HBO has played a hugely important role in Central and Eastern Europe’s TV industry since the 1990s and will do so for the foreseeable future.
Which is why it is important to keep some perspective on two news stories that broke earlier this week. The first, in the Financial Times and strongly denied by the WarnerMedia CEO John Stankley, was that AT&T is looking into the possibility of selling HBO Europe in order to reduce its debts. The second was that Michal Kozicki, the CEO of HBO Polska, has resigned and will leave the company at the end of this month.
HBO is never far from the news – and invariably in a positive light – in Central and Eastern Europe.

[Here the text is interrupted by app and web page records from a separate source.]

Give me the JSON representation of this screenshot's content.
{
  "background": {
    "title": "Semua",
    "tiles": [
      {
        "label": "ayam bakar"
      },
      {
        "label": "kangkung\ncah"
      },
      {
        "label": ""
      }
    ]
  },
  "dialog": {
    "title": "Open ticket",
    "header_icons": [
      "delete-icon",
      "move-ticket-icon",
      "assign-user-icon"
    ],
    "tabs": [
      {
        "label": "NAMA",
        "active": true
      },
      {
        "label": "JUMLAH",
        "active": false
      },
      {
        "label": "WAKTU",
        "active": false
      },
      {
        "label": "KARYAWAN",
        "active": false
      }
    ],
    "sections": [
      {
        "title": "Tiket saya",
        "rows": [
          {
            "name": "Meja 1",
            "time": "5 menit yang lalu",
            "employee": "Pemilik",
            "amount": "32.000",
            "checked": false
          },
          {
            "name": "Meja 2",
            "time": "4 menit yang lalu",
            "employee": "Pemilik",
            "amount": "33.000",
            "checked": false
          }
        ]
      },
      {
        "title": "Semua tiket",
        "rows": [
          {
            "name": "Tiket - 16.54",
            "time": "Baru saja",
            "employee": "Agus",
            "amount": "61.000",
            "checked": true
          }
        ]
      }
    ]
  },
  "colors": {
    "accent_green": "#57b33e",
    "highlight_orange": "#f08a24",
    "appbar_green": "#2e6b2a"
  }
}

Earlier this month, for instance, we learned that it had reached an agreement with the leading operators in the Czech Republic, including O2, Skylink and UPC, allowing them to offer HBO 3 free of charge for a limited period.
Meanwhile in Q1 last year we saw HBO Go made available as a standalone service in Poland. This was very much the last piece in a jigsaw puzzle, with all HBO Europe subscribers in Europe, grouped under HBO España, HBO Nordic and HBO Go in 12 CEE countries then being offered a full HBO OTT service.

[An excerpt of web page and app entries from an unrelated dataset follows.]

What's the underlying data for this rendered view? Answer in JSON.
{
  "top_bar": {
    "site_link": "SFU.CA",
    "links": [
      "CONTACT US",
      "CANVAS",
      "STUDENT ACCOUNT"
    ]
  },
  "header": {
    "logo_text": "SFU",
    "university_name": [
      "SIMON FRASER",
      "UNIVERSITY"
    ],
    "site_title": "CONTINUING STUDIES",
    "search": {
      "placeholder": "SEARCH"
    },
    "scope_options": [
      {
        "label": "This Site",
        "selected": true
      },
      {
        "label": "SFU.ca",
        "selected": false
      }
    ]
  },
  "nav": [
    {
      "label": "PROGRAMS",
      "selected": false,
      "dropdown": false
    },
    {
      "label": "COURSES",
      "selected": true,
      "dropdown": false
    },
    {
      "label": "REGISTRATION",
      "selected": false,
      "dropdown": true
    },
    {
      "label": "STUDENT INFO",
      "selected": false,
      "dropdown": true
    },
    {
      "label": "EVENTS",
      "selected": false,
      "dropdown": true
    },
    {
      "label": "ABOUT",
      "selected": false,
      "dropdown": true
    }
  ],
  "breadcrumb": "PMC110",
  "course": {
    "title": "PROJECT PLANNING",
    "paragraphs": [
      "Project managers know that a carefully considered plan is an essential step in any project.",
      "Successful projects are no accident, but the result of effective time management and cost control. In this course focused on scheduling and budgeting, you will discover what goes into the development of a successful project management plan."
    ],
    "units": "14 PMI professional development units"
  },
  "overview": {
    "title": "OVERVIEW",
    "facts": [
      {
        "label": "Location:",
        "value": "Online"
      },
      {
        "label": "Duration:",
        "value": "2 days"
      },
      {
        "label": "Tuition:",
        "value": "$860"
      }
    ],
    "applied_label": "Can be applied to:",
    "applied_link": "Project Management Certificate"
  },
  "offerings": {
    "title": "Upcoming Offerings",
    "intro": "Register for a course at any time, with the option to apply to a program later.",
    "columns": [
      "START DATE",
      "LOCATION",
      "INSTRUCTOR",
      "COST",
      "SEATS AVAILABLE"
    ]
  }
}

Last year was also a landmark year for HBO in the Baltics, where the service finally made its debut in Latvia (LMT and Lattelecom), Estonia and Lithuania (both Telia).
The popularity of HBO is certainly something that cannot be denied. As we reported earlier this year, Polish viewers even voted it the service they would most like to see offered on their ‘ideal’ DTT multiplex.

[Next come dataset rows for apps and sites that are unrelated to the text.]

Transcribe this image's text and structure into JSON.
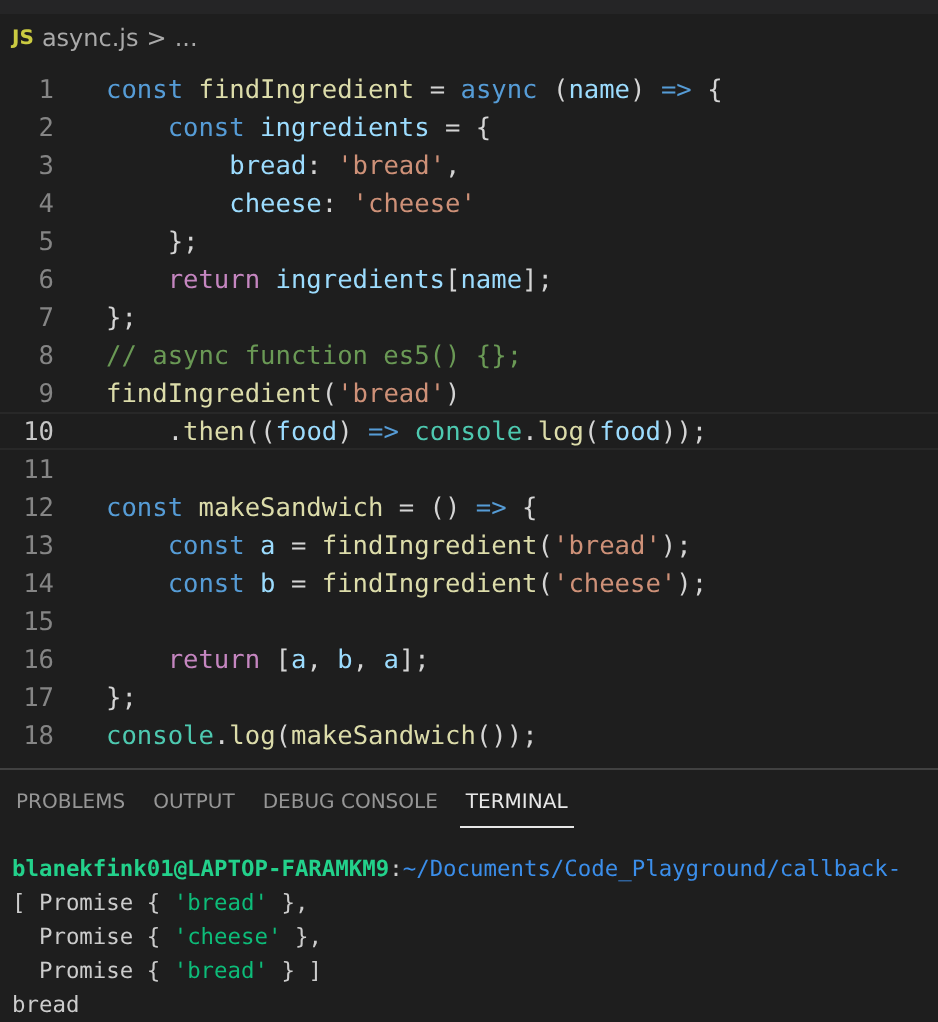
{
  "breadcrumb": {
    "file_icon": "JS",
    "file": "async.js",
    "separator": ">",
    "more": "..."
  },
  "editor": {
    "lines": [
      {
        "number": "1",
        "current": false,
        "tokens": [
          {
            "kind": "keyword",
            "text": "const "
          },
          {
            "kind": "function",
            "text": "findIngredient"
          },
          {
            "kind": "punct",
            "text": " = "
          },
          {
            "kind": "keyword",
            "text": "async"
          },
          {
            "kind": "punct",
            "text": " ("
          },
          {
            "kind": "variable",
            "text": "name"
          },
          {
            "kind": "punct",
            "text": ") "
          },
          {
            "kind": "keyword",
            "text": "=>"
          },
          {
            "kind": "punct",
            "text": " {"
          }
        ]
      },
      {
        "number": "2",
        "current": false,
        "tokens": [
          {
            "kind": "keyword",
            "text": "    const "
          },
          {
            "kind": "variable",
            "text": "ingredients"
          },
          {
            "kind": "punct",
            "text": " = {"
          }
        ]
      },
      {
        "number": "3",
        "current": false,
        "tokens": [
          {
            "kind": "variable",
            "text": "        bread"
          },
          {
            "kind": "punct",
            "text": ": "
          },
          {
            "kind": "string",
            "text": "'bread'"
          },
          {
            "kind": "punct",
            "text": ","
          }
        ]
      },
      {
        "number": "4",
        "current": false,
        "tokens": [
          {
            "kind": "variable",
            "text": "        cheese"
          },
          {
            "kind": "punct",
            "text": ": "
          },
          {
            "kind": "string",
            "text": "'cheese'"
          }
        ]
      },
      {
        "number": "5",
        "current": false,
        "tokens": [
          {
            "kind": "punct",
            "text": "    };"
          }
        ]
      },
      {
        "number": "6",
        "current": false,
        "tokens": [
          {
            "kind": "control",
            "text": "    return "
          },
          {
            "kind": "variable",
            "text": "ingredients"
          },
          {
            "kind": "punct",
            "text": "["
          },
          {
            "kind": "variable",
            "text": "name"
          },
          {
            "kind": "punct",
            "text": "];"
          }
        ]
      },
      {
        "number": "7",
        "current": false,
        "tokens": [
          {
            "kind": "punct",
            "text": "};"
          }
        ]
      },
      {
        "number": "8",
        "current": false,
        "tokens": [
          {
            "kind": "comment",
            "text": "// async function es5() {};"
          }
        ]
      },
      {
        "number": "9",
        "current": false,
        "tokens": [
          {
            "kind": "function",
            "text": "findIngredient"
          },
          {
            "kind": "punct",
            "text": "("
          },
          {
            "kind": "string",
            "text": "'bread'"
          },
          {
            "kind": "punct",
            "text": ")"
          }
        ]
      },
      {
        "number": "10",
        "current": true,
        "tokens": [
          {
            "kind": "punct",
            "text": "    ."
          },
          {
            "kind": "function",
            "text": "then"
          },
          {
            "kind": "punct",
            "text": "(("
          },
          {
            "kind": "variable",
            "text": "food"
          },
          {
            "kind": "punct",
            "text": ") "
          },
          {
            "kind": "keyword",
            "text": "=> "
          },
          {
            "kind": "class",
            "text": "console"
          },
          {
            "kind": "punct",
            "text": "."
          },
          {
            "kind": "function",
            "text": "log"
          },
          {
            "kind": "punct",
            "text": "("
          },
          {
            "kind": "variable",
            "text": "food"
          },
          {
            "kind": "punct",
            "text": "));"
          }
        ]
      },
      {
        "number": "11",
        "current": false
      },
      {
        "number": "12",
        "current": false,
        "tokens": [
          {
            "kind": "keyword",
            "text": "const "
          },
          {
            "kind": "function",
            "text": "makeSandwich"
          },
          {
            "kind": "punct",
            "text": " = () "
          },
          {
            "kind": "keyword",
            "text": "=>"
          },
          {
            "kind": "punct",
            "text": " {"
          }
        ]
      },
      {
        "number": "13",
        "current": false,
        "tokens": [
          {
            "kind": "keyword",
            "text": "    const "
          },
          {
            "kind": "variable",
            "text": "a"
          },
          {
            "kind": "punct",
            "text": " = "
          },
          {
            "kind": "function",
            "text": "findIngredient"
          },
          {
            "kind": "punct",
            "text": "("
          },
          {
            "kind": "string",
            "text": "'bread'"
          },
          {
            "kind": "punct",
            "text": ");"
          }
        ]
      },
      {
        "number": "14",
        "current": false,
        "tokens": [
          {
            "kind": "keyword",
            "text": "    const "
          },
          {
            "kind": "variable",
            "text": "b"
          },
          {
            "kind": "punct",
            "text": " = "
          },
          {
            "kind": "function",
            "text": "findIngredient"
          },
          {
            "kind": "punct",
            "text": "("
          },
          {
            "kind": "string",
            "text": "'cheese'"
          },
          {
            "kind": "punct",
            "text": ");"
          }
        ]
      },
      {
        "number": "15",
        "current": false
      },
      {
        "number": "16",
        "current": false,
        "tokens": [
          {
            "kind": "control",
            "text": "    return "
          },
          {
            "kind": "punct",
            "text": "["
          },
          {
            "kind": "variable",
            "text": "a"
          },
          {
            "kind": "punct",
            "text": ", "
          },
          {
            "kind": "variable",
            "text": "b"
          },
          {
            "kind": "punct",
            "text": ", "
          },
          {
            "kind": "variable",
            "text": "a"
          },
          {
            "kind": "punct",
            "text": "];"
          }
        ]
      },
      {
        "number": "17",
        "current": false,
        "tokens": [
          {
            "kind": "punct",
            "text": "};"
          }
        ]
      },
      {
        "number": "18",
        "current": false,
        "tokens": [
          {
            "kind": "class",
            "text": "console"
          },
          {
            "kind": "punct",
            "text": "."
          },
          {
            "kind": "function",
            "text": "log"
          },
          {
            "kind": "punct",
            "text": "("
          },
          {
            "kind": "function",
            "text": "makeSandwich"
          },
          {
            "kind": "punct",
            "text": "());"
          }
        ]
      }
    ]
  },
  "panel": {
    "tabs": [
      {
        "label": "PROBLEMS",
        "selected": false
      },
      {
        "label": "OUTPUT",
        "selected": false
      },
      {
        "label": "DEBUG CONSOLE",
        "selected": false
      },
      {
        "label": "TERMINAL",
        "selected": true
      }
    ],
    "terminal_lines": [
      [
        {
          "kind": "user",
          "text": "blanekfink01@LAPTOP-FARAMKM9"
        },
        {
          "kind": "plain",
          "text": ":"
        },
        {
          "kind": "path",
          "text": "~/Documents/Code_Playground/callback-"
        }
      ],
      [
        {
          "kind": "plain",
          "text": "[ Promise { "
        },
        {
          "kind": "string",
          "text": "'bread'"
        },
        {
          "kind": "plain",
          "text": " },"
        }
      ],
      [
        {
          "kind": "plain",
          "text": "  Promise { "
        },
        {
          "kind": "string",
          "text": "'cheese'"
        },
        {
          "kind": "plain",
          "text": " },"
        }
      ],
      [
        {
          "kind": "plain",
          "text": "  Promise { "
        },
        {
          "kind": "string",
          "text": "'bread'"
        },
        {
          "kind": "plain",
          "text": " } ]"
        }
      ],
      [
        {
          "kind": "plain",
          "text": "bread"
        }
      ]
    ]
  }
}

In what is an increasingly competitive European SVOD market in which Netflix and Amazon account for the lion’s share of revenues, HBO will almost certainly continue to hold its own.